Requirement
Your result will be the set of lines with "commits", copied from the material below.
[[ Provided material, beginning ]]
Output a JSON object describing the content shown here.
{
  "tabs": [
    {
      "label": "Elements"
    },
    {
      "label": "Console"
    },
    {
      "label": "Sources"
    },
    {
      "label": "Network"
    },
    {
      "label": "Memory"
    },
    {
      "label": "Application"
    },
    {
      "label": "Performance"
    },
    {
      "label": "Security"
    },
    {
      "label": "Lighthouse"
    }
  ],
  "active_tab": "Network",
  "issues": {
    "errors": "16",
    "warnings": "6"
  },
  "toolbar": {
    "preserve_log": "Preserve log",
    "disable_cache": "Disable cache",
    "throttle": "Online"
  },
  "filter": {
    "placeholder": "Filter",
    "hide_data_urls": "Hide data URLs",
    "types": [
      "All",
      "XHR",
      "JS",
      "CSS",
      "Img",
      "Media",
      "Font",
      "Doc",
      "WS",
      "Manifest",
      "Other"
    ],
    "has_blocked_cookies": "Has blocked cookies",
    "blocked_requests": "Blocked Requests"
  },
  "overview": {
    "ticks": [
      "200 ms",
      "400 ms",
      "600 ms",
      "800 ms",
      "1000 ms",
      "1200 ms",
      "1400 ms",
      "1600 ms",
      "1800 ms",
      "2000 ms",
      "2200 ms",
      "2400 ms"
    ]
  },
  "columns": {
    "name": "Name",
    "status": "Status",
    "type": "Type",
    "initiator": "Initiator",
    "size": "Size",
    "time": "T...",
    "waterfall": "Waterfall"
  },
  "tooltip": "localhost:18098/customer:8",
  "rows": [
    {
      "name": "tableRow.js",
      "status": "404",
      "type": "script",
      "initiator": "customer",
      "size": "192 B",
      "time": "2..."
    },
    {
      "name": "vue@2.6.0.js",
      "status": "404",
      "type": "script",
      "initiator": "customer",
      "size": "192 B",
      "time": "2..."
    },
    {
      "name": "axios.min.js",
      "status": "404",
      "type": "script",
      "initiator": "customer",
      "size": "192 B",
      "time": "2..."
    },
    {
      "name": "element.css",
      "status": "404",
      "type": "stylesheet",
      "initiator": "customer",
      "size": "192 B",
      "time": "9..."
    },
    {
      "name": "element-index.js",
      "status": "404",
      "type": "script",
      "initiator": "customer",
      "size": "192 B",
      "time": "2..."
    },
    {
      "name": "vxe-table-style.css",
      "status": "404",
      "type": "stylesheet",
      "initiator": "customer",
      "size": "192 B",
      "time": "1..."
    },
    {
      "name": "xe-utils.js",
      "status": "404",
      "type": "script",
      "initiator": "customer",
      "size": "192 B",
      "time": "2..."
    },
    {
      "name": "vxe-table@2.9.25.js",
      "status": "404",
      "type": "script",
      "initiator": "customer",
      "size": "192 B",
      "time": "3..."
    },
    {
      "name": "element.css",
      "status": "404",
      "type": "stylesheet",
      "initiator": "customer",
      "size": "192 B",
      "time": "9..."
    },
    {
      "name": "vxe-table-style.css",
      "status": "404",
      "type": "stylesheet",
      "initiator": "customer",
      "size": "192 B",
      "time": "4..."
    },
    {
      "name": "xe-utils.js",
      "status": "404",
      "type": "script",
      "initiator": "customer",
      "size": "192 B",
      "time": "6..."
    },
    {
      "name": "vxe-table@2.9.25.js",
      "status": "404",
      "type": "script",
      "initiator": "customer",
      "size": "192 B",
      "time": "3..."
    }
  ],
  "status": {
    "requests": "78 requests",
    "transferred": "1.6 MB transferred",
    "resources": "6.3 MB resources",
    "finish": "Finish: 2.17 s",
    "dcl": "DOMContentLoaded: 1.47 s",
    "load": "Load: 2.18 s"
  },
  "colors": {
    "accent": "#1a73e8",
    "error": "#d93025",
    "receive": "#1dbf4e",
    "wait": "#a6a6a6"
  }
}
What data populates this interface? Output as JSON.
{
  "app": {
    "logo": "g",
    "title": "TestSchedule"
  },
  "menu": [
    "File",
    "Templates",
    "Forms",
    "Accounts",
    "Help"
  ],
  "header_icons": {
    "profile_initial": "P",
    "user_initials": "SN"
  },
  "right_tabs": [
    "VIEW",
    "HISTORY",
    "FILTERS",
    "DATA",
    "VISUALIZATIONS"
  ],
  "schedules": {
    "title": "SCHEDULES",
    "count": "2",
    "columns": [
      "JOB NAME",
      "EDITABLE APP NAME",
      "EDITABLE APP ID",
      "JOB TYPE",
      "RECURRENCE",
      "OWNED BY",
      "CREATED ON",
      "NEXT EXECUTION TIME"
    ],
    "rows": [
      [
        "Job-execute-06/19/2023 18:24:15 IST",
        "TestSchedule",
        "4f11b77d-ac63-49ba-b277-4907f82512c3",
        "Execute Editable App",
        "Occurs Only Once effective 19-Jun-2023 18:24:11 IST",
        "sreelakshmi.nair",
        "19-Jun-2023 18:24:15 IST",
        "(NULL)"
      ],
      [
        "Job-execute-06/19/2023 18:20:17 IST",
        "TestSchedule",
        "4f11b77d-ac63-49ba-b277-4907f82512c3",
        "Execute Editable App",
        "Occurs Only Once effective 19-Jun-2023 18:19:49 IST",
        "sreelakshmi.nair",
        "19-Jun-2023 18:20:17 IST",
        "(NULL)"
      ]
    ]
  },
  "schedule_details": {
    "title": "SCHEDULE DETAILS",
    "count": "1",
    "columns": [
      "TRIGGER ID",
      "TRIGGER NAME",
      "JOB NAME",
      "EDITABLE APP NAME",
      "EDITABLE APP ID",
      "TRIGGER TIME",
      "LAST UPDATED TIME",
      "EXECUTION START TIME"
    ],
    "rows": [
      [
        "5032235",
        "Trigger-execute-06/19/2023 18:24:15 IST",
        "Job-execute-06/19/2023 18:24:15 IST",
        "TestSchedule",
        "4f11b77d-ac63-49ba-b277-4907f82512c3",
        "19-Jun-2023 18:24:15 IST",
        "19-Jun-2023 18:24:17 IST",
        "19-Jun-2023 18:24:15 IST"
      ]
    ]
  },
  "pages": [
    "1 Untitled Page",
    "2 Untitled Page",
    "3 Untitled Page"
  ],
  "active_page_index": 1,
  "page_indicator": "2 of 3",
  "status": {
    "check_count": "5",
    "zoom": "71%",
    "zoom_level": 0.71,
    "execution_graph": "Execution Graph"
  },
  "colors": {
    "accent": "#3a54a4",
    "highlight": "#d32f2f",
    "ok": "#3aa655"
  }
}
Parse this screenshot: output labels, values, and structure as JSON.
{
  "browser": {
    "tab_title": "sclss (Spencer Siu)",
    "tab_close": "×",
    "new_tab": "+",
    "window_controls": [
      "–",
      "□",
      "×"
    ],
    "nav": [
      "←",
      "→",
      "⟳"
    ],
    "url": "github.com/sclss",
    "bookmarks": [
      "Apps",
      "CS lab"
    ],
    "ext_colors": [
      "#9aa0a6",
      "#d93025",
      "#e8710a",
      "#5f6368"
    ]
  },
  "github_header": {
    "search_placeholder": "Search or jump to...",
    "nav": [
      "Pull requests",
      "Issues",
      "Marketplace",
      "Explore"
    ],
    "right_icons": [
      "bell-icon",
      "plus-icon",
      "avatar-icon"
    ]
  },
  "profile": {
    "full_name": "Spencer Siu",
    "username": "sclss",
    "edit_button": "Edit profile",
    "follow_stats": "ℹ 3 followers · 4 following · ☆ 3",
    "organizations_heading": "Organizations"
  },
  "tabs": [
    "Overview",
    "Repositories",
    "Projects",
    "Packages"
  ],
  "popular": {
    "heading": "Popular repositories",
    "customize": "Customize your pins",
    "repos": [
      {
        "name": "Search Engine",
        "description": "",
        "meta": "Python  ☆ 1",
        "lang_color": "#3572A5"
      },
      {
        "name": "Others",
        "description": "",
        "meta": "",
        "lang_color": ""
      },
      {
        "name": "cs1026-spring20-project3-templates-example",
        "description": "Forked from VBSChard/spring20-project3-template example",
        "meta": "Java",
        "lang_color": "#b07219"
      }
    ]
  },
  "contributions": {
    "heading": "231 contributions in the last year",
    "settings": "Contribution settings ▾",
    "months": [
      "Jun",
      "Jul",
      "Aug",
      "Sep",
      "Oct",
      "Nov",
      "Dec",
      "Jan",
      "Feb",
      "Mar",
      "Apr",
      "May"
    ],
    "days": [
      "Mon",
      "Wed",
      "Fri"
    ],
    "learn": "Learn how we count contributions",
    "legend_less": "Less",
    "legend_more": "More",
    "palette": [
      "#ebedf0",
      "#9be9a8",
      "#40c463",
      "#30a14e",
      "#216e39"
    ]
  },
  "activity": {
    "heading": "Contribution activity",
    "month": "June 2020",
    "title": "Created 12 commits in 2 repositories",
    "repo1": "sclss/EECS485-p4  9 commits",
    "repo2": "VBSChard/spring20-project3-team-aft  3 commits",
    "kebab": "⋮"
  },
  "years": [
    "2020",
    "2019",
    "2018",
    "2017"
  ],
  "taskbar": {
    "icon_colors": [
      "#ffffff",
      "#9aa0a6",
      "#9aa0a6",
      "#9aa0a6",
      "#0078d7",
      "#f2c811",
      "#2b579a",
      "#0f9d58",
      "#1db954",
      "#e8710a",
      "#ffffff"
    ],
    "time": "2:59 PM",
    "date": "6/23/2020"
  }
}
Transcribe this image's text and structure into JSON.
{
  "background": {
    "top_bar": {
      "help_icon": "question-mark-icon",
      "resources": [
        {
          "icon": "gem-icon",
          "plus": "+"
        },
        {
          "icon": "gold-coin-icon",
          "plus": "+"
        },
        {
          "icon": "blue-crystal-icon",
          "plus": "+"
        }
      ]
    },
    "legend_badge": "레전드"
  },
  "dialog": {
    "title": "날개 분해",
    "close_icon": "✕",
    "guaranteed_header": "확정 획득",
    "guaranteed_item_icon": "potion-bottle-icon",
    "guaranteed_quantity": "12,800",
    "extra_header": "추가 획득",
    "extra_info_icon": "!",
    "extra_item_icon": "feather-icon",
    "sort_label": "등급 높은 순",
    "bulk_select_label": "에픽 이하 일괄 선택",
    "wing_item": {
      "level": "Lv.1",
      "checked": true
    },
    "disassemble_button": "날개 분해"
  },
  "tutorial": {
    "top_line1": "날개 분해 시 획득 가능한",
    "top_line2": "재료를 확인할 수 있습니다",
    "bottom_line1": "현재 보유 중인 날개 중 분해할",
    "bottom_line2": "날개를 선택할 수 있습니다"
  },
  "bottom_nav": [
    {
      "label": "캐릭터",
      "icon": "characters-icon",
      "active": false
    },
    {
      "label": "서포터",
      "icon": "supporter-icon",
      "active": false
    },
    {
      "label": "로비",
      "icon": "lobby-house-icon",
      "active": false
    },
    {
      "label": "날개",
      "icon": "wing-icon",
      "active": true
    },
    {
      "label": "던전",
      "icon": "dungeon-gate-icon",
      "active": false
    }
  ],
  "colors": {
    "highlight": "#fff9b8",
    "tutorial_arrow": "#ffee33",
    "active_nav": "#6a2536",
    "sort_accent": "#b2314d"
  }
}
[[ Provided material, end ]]
Result below
    "title": "Created 12 commits in 2 repositories",
    "repo1": "sclss/EECS485-p4  9 commits",
    "repo2": "VBSChard/spring20-project3-team-aft  3 commits",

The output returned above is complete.